Our latest WASD homage to movies filmed in glorious South Devon is to the Totnes-set 1955 comedy ‘Where There’s a Will’.
The movie was directed by Vernon Sewell and starred Kathleen Harrison, George Cole, Leslie Dwyer and Michael Shepley. The script was by RF Delderfield, who adapted one of his own plays – he also wrote the novel that formed the basis of the BBC TV series ‘To Serve Them All My Days’.
This fish-out-of-water comedy begins with an elderly farmer being blown to bits when he uses his walking stick to poke one of those land mines so common around Totnes. It transpires that he has died without leaving a will and so his farm passes to his three London nephews and nieces.
On arrival the family discover that the farm is almost derelict and so set about making repairs. While two of them wish to sell the farm, the third, Fred Slater, decides he likes the rural life and wants to become a farmer. Facing the hostility of his family, and some of the locals – this is rural Devon, after all – he attempts to renovate the farm before its mortgage is called in by a rival neighbour. Help and advice comes from a local housekeeper (Kathleen Harrison) who tries to motivate the work-shy Londoners into taking on the task at hand. Intriguingly all the Devon locals seem to have acquired a bizarre and very fluid Welsh/Scottish accent.
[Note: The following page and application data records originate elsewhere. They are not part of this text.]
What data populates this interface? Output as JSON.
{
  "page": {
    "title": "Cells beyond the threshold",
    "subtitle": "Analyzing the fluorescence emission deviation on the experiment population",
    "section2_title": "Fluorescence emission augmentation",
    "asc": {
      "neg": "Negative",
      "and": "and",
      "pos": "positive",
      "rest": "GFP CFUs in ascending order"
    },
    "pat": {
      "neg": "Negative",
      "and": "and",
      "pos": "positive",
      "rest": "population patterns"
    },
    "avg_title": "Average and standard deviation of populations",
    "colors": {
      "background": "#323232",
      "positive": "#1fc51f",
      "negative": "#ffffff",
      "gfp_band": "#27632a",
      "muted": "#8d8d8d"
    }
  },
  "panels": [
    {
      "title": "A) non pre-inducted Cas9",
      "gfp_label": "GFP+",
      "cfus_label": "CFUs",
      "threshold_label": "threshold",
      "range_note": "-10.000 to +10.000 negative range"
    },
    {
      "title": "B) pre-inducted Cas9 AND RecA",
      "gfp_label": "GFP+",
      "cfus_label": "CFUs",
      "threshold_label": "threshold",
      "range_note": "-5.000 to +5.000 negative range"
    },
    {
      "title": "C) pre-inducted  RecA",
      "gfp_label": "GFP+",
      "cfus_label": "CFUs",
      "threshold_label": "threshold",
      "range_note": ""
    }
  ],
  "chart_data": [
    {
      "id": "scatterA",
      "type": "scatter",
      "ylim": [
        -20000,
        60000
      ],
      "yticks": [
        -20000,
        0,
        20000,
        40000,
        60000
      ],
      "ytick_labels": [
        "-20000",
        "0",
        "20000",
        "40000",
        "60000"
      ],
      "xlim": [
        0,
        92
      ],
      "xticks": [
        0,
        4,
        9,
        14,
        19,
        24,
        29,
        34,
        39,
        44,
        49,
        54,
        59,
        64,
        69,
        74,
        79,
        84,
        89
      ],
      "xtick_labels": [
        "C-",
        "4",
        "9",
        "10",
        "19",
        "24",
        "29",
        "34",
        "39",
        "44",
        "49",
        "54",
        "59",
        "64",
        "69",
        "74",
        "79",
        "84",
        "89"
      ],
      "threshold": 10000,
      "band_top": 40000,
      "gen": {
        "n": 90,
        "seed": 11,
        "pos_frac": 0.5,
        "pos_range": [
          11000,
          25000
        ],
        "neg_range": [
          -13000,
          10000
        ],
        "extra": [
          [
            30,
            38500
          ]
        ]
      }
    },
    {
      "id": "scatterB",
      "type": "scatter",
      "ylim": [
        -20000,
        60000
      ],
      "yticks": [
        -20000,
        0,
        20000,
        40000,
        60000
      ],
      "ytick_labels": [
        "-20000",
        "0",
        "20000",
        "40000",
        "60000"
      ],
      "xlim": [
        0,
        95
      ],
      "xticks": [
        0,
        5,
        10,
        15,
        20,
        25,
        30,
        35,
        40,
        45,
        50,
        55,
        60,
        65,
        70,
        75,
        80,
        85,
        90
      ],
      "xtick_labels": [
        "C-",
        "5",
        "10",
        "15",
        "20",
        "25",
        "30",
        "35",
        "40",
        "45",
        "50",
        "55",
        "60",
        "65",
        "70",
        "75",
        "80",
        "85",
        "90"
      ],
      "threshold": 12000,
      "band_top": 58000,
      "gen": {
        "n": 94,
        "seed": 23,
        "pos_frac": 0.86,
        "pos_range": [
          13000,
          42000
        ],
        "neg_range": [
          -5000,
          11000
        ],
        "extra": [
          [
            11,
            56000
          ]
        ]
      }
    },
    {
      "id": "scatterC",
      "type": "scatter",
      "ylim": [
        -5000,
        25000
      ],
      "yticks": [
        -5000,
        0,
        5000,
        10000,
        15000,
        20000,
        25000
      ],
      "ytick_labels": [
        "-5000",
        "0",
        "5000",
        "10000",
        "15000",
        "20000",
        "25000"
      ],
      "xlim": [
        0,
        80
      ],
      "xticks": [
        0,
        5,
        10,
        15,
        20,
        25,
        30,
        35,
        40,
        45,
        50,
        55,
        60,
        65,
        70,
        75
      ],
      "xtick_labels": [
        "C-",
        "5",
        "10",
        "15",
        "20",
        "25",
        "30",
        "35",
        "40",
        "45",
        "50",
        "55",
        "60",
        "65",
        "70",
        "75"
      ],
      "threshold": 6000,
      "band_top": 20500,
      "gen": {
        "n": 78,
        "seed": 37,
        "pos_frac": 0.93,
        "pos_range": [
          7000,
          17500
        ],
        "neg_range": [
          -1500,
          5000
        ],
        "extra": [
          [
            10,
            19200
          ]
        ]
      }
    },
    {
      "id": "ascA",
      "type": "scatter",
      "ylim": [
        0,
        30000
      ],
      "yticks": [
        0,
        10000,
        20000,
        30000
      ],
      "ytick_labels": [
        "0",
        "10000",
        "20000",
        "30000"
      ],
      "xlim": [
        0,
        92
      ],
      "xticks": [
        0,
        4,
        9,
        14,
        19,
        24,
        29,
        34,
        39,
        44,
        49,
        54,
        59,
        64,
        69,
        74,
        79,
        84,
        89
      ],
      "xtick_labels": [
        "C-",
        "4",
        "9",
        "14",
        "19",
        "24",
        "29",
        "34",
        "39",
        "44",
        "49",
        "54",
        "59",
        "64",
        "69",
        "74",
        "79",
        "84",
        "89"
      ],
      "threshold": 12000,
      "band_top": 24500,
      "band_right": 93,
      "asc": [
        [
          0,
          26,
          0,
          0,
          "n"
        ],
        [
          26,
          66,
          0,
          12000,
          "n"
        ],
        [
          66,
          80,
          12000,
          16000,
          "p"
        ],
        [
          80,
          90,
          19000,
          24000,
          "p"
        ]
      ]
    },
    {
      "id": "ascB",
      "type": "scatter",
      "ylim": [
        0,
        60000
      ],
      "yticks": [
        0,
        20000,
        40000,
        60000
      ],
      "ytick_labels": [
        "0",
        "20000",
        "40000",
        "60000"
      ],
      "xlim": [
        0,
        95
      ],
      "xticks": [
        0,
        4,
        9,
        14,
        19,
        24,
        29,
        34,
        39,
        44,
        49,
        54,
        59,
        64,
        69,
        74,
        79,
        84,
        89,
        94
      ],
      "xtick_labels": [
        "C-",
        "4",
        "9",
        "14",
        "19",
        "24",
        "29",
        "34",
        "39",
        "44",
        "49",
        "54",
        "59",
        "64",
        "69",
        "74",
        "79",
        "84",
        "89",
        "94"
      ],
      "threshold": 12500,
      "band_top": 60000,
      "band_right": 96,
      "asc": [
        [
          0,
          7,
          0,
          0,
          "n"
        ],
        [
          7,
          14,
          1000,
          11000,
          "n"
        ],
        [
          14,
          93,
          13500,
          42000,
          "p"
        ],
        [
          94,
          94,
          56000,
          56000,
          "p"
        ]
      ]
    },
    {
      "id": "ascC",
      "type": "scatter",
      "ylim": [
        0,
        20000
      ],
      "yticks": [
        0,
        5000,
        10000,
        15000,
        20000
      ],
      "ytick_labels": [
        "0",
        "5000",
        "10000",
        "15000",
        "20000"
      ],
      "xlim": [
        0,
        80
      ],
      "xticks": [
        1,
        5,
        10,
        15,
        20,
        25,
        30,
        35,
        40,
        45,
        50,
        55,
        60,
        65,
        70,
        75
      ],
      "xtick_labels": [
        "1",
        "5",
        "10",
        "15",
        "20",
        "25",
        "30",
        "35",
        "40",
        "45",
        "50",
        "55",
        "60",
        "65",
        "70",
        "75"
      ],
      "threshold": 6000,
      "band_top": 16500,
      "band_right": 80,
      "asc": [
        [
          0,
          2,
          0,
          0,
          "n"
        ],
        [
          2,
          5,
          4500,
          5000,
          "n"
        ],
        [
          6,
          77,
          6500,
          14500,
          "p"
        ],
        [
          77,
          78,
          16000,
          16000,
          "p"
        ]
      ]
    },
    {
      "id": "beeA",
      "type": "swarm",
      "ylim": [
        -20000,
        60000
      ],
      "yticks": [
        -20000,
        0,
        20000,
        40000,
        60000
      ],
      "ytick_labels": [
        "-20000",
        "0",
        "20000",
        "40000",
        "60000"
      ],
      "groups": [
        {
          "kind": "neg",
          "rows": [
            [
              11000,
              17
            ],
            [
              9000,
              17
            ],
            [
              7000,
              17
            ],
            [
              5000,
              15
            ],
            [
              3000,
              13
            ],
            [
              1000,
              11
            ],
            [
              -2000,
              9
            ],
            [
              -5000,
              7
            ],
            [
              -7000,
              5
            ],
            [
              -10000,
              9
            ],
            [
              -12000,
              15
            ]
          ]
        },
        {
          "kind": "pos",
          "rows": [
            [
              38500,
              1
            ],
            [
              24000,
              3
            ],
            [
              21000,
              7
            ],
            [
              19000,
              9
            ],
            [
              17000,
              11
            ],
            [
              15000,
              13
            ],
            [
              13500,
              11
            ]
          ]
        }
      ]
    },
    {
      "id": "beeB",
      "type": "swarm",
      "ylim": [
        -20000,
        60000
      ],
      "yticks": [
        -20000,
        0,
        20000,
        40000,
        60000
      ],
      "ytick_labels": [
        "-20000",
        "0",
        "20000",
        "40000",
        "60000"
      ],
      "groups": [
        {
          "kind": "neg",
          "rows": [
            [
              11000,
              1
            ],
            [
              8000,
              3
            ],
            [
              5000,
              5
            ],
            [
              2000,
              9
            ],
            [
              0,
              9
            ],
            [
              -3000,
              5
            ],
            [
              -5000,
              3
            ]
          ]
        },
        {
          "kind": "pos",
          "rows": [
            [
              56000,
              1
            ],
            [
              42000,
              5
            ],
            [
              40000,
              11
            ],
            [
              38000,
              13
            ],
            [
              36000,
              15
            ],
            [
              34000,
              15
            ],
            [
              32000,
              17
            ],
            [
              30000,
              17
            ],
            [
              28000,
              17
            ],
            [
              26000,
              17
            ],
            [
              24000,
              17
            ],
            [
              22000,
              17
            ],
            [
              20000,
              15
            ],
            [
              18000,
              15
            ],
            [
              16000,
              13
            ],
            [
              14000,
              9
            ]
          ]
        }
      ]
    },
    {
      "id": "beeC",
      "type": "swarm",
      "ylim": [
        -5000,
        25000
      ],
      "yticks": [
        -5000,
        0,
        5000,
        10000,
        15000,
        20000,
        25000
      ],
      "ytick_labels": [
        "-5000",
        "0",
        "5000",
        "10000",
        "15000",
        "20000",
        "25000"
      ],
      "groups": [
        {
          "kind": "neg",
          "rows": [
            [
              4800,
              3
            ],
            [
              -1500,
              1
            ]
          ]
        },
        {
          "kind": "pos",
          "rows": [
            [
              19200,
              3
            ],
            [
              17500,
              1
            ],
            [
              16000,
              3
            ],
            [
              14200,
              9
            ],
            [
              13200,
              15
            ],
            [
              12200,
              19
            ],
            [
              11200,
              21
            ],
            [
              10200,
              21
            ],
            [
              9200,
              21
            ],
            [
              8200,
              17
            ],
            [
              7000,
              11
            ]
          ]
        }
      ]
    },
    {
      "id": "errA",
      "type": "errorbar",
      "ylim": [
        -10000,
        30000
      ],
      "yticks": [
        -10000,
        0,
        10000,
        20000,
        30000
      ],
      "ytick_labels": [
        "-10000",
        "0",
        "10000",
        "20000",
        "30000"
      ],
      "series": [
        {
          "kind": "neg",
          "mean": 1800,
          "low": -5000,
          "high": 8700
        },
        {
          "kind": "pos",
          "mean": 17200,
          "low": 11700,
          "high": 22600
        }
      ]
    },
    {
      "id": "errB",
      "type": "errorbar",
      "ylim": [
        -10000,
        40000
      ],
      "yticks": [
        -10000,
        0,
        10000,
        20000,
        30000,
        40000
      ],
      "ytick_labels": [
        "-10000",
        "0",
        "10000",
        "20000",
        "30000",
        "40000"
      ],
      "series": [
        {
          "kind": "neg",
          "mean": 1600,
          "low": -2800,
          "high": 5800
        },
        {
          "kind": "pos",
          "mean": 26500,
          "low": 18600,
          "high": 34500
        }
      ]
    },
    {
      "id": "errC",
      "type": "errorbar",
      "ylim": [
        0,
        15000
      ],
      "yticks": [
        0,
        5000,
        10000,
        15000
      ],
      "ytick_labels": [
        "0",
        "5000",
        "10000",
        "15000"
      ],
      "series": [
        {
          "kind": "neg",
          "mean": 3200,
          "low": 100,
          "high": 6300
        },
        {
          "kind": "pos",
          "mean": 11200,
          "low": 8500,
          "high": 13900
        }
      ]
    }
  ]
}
It all ends well as it always does in these movies.
This was an early outing for the rent-a-spiv character which George Cole would later perfect as Arthur Daley in the long-running ITV comedy-drama ‘Minder’. And that’s a young Edward Woodward (58 minutes in) in his first role as the son of the rival neighbour – long before starring in ‘Callan’ and ‘The Equalizer’.
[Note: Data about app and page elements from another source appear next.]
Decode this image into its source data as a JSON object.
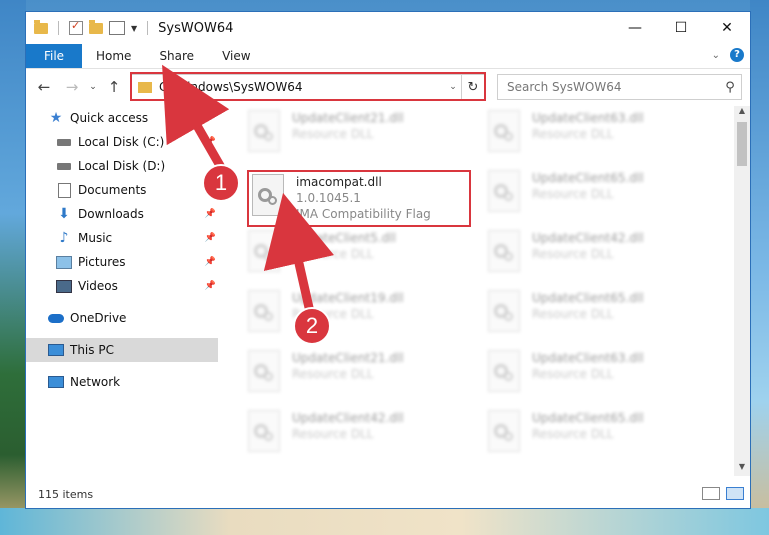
{
  "window": {
    "title": "SysWOW64"
  },
  "controls": {
    "minimize": "—",
    "maximize": "☐",
    "close": "✕"
  },
  "ribbon": {
    "tabs": [
      "File",
      "Home",
      "Share",
      "View"
    ],
    "help": "?"
  },
  "address": {
    "path": "C:\\Windows\\SysWOW64"
  },
  "search": {
    "placeholder": "Search SysWOW64"
  },
  "sidebar": {
    "items": [
      {
        "label": "Quick access",
        "icon": "star-icon",
        "pinned": false
      },
      {
        "label": "Local Disk (C:)",
        "icon": "drive-icon",
        "pinned": true
      },
      {
        "label": "Local Disk (D:)",
        "icon": "drive-icon",
        "pinned": false
      },
      {
        "label": "Documents",
        "icon": "documents-icon",
        "pinned": true
      },
      {
        "label": "Downloads",
        "icon": "downloads-icon",
        "pinned": true
      },
      {
        "label": "Music",
        "icon": "music-icon",
        "pinned": true
      },
      {
        "label": "Pictures",
        "icon": "pictures-icon",
        "pinned": true
      },
      {
        "label": "Videos",
        "icon": "videos-icon",
        "pinned": true
      },
      {
        "label": "OneDrive",
        "icon": "onedrive-icon",
        "pinned": false
      },
      {
        "label": "This PC",
        "icon": "this-pc-icon",
        "pinned": false,
        "selected": true
      },
      {
        "label": "Network",
        "icon": "network-icon",
        "pinned": false
      }
    ]
  },
  "highlighted_file": {
    "name": "imacompat.dll",
    "version": "1.0.1045.1",
    "description": "IMA Compatibility Flag"
  },
  "files": {
    "left": [
      {
        "name": "UpdateClient21.dll",
        "type": "Resource DLL"
      },
      {
        "name": "UpdateClient5.dll",
        "type": "Resource DLL"
      },
      {
        "name": "UpdateClient19.dll",
        "type": "Resource DLL"
      },
      {
        "name": "UpdateClient21.dll",
        "type": "Resource DLL"
      },
      {
        "name": "UpdateClient42.dll",
        "type": "Resource DLL"
      }
    ],
    "right": [
      {
        "name": "UpdateClient63.dll",
        "type": "Resource DLL"
      },
      {
        "name": "UpdateClient65.dll",
        "type": "Resource DLL"
      },
      {
        "name": "UpdateClient42.dll",
        "type": "Resource DLL"
      },
      {
        "name": "UpdateClient65.dll",
        "type": "Resource DLL"
      },
      {
        "name": "UpdateClient63.dll",
        "type": "Resource DLL"
      },
      {
        "name": "UpdateClient65.dll",
        "type": "Resource DLL"
      }
    ]
  },
  "status": {
    "items": "115 items"
  },
  "annotations": {
    "badge1": "1",
    "badge2": "2",
    "color": "#d9363e"
  }
}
‘Where There’s a Will’, however, one of those many British comedies that do seem to be laugh-free, but perhaps our sense of humour has changed over the years?
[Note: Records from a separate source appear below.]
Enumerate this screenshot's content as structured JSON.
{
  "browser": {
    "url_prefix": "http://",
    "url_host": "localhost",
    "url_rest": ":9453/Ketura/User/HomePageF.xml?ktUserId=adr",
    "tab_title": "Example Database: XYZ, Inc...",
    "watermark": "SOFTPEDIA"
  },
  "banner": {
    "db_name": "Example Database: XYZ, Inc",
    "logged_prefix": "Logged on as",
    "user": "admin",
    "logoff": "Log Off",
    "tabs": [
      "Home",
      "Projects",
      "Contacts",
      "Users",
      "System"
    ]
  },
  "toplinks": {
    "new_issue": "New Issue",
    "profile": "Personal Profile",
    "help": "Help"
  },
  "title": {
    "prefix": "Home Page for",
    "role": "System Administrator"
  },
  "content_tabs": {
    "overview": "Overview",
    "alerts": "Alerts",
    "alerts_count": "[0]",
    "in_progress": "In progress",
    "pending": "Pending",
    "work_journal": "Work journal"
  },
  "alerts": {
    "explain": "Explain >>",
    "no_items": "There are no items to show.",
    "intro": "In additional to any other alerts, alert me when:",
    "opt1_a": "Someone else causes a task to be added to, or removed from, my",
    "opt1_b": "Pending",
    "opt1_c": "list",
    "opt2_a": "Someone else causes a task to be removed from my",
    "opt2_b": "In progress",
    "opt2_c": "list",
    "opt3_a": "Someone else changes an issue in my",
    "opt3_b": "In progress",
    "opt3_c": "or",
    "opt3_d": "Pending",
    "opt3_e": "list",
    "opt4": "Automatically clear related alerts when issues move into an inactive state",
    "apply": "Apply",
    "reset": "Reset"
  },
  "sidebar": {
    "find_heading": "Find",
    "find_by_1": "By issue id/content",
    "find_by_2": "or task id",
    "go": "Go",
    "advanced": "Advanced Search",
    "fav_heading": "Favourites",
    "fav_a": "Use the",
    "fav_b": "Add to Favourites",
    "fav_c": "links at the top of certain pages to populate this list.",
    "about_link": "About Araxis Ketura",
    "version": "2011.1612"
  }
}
Anyway, be careful walking those South Hams hedgerows… and that’s Staverton 2.40 in: